(Page and application data records)
Content starts
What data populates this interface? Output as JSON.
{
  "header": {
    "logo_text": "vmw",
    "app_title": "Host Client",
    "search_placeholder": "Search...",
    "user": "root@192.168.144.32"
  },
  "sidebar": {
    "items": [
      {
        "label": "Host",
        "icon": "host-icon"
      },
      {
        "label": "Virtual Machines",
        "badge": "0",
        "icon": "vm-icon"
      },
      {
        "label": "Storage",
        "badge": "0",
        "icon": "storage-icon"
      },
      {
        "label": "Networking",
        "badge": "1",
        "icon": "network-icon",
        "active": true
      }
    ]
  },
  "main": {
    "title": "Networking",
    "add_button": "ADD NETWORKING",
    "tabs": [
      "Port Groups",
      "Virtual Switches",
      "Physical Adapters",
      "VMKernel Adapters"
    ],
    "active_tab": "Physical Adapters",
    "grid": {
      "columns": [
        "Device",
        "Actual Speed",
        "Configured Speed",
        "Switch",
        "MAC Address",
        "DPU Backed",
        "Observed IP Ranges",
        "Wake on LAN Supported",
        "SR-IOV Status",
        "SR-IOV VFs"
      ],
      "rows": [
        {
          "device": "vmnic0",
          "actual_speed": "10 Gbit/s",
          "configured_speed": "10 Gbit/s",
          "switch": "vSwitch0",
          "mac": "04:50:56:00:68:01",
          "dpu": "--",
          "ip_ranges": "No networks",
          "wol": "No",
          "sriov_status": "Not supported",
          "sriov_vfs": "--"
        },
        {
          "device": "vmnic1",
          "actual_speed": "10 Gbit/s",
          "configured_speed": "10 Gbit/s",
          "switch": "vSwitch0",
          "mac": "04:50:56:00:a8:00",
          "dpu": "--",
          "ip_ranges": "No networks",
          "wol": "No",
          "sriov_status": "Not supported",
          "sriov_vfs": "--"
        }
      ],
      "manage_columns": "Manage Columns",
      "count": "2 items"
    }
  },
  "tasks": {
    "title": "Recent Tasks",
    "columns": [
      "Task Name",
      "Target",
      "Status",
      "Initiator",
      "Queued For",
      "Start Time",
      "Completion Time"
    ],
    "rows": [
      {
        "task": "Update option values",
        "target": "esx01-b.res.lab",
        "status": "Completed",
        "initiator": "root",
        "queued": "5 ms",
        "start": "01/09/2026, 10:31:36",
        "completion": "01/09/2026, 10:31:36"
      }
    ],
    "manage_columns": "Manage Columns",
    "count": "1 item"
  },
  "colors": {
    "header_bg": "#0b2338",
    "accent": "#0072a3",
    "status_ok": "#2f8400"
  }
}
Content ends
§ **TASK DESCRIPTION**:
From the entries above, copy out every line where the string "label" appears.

§ **RESPONSE**:
        "label": "Host",
        "label": "Virtual Machines",
        "label": "Storage",
        "label": "Networking",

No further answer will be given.